=== Section Start ===

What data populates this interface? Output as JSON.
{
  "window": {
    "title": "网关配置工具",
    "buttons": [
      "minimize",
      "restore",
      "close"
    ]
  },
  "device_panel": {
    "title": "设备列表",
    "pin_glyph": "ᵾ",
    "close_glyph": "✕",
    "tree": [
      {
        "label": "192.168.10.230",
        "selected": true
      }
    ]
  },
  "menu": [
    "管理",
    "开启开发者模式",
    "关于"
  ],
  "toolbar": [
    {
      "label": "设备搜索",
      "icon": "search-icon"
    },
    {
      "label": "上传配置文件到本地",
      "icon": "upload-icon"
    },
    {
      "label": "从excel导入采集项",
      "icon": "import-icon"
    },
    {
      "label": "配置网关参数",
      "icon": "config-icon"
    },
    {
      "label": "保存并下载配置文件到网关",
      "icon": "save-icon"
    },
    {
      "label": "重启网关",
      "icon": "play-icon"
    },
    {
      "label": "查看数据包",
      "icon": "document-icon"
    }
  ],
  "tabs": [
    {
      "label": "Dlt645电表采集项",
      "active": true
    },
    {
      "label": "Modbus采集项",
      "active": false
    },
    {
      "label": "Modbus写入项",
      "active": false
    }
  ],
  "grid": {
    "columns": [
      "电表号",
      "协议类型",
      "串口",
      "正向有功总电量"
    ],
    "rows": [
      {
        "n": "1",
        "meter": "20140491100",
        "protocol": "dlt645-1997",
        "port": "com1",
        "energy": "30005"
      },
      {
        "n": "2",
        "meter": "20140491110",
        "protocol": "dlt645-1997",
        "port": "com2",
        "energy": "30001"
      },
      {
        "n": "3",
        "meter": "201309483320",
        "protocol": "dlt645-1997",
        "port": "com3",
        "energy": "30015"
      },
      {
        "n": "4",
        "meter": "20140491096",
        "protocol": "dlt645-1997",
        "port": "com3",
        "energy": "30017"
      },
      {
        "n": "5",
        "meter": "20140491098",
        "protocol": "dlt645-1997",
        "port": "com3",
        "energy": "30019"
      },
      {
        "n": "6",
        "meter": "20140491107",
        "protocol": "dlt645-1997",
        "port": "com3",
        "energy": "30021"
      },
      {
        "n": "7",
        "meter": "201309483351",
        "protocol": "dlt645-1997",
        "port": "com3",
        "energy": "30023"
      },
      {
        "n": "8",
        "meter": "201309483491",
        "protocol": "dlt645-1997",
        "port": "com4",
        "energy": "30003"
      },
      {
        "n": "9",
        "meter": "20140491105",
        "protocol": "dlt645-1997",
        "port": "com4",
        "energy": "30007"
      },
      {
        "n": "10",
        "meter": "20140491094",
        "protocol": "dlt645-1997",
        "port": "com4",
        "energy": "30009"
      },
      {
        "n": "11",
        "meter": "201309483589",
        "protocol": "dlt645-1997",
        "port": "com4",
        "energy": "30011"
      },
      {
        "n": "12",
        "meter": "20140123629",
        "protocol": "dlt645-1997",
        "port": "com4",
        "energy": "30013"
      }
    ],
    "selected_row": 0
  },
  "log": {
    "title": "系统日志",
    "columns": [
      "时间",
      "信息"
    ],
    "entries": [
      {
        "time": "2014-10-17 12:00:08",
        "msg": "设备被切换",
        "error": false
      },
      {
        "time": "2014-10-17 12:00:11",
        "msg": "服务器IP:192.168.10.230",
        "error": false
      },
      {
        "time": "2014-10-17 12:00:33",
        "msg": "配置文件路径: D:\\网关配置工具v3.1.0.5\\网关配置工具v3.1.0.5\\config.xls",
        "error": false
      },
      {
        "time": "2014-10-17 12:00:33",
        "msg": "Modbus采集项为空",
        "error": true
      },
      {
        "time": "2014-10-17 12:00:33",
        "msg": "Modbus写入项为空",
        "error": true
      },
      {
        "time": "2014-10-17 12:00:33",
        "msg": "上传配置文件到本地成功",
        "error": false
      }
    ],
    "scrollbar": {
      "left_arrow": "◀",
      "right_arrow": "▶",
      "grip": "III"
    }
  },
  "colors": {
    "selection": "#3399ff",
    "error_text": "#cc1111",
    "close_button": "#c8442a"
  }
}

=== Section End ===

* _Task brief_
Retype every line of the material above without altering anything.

* _Exercise response_
What data populates this interface? Output as JSON.
{
  "window": {
    "title": "网关配置工具",
    "buttons": [
      "minimize",
      "restore",
      "close"
    ]
  },
  "device_panel": {
    "title": "设备列表",
    "pin_glyph": "ᵾ",
    "close_glyph": "✕",
    "tree": [
      {
        "label": "192.168.10.230",
        "selected": true
      }
    ]
  },
  "menu": [
    "管理",
    "开启开发者模式",
    "关于"
  ],
  "toolbar": [
    {
      "label": "设备搜索",
      "icon": "search-icon"
    },
    {
      "label": "上传配置文件到本地",
      "icon": "upload-icon"
    },
    {
      "label": "从excel导入采集项",
      "icon": "import-icon"
    },
    {
      "label": "配置网关参数",
      "icon": "config-icon"
    },
    {
      "label": "保存并下载配置文件到网关",
      "icon": "save-icon"
    },
    {
      "label": "重启网关",
      "icon": "play-icon"
    },
    {
      "label": "查看数据包",
      "icon": "document-icon"
    }
  ],
  "tabs": [
    {
      "label": "Dlt645电表采集项",
      "active": true
    },
    {
      "label": "Modbus采集项",
      "active": false
    },
    {
      "label": "Modbus写入项",
      "active": false
    }
  ],
  "grid": {
    "columns": [
      "电表号",
      "协议类型",
      "串口",
      "正向有功总电量"
    ],
    "rows": [
      {
        "n": "1",
        "meter": "20140491100",
        "protocol": "dlt645-1997",
        "port": "com1",
        "energy": "30005"
      },
      {
        "n": "2",
        "meter": "20140491110",
        "protocol": "dlt645-1997",
        "port": "com2",
        "energy": "30001"
      },
      {
        "n": "3",
        "meter": "201309483320",
        "protocol": "dlt645-1997",
        "port": "com3",
        "energy": "30015"
      },
      {
        "n": "4",
        "meter": "20140491096",
        "protocol": "dlt645-1997",
        "port": "com3",
        "energy": "30017"
      },
      {
        "n": "5",
        "meter": "20140491098",
        "protocol": "dlt645-1997",
        "port": "com3",
        "energy": "30019"
      },
      {
        "n": "6",
        "meter": "20140491107",
        "protocol": "dlt645-1997",
        "port": "com3",
        "energy": "30021"
      },
      {
        "n": "7",
        "meter": "201309483351",
        "protocol": "dlt645-1997",
        "port": "com3",
        "energy": "30023"
      },
      {
        "n": "8",
        "meter": "201309483491",
        "protocol": "dlt645-1997",
        "port": "com4",
        "energy": "30003"
      },
      {
        "n": "9",
        "meter": "20140491105",
        "protocol": "dlt645-1997",
        "port": "com4",
        "energy": "30007"
      },
      {
        "n": "10",
        "meter": "20140491094",
        "protocol": "dlt645-1997",
        "port": "com4",
        "energy": "30009"
      },
      {
        "n": "11",
        "meter": "201309483589",
        "protocol": "dlt645-1997",
        "port": "com4",
        "energy": "30011"
      },
      {
        "n": "12",
        "meter": "20140123629",
        "protocol": "dlt645-1997",
        "port": "com4",
        "energy": "30013"
      }
    ],
    "selected_row": 0
  },
  "log": {
    "title": "系统日志",
    "columns": [
      "时间",
      "信息"
    ],
    "entries": [
      {
        "time": "2014-10-17 12:00:08",
        "msg": "设备被切换",
        "error": false
      },
      {
        "time": "2014-10-17 12:00:11",
        "msg": "服务器IP:192.168.10.230",
        "error": false
      },
      {
        "time": "2014-10-17 12:00:33",
        "msg": "配置文件路径: D:\\网关配置工具v3.1.0.5\\网关配置工具v3.1.0.5\\config.xls",
        "error": false
      },
      {
        "time": "2014-10-17 12:00:33",
        "msg": "Modbus采集项为空",
        "error": true
      },
      {
        "time": "2014-10-17 12:00:33",
        "msg": "Modbus写入项为空",
        "error": true
      },
      {
        "time": "2014-10-17 12:00:33",
        "msg": "上传配置文件到本地成功",
        "error": false
      }
    ],
    "scrollbar": {
      "left_arrow": "◀",
      "right_arrow": "▶",
      "grip": "III"
    }
  },
  "colors": {
    "selection": "#3399ff",
    "error_text": "#cc1111",
    "close_button": "#c8442a"
  }
}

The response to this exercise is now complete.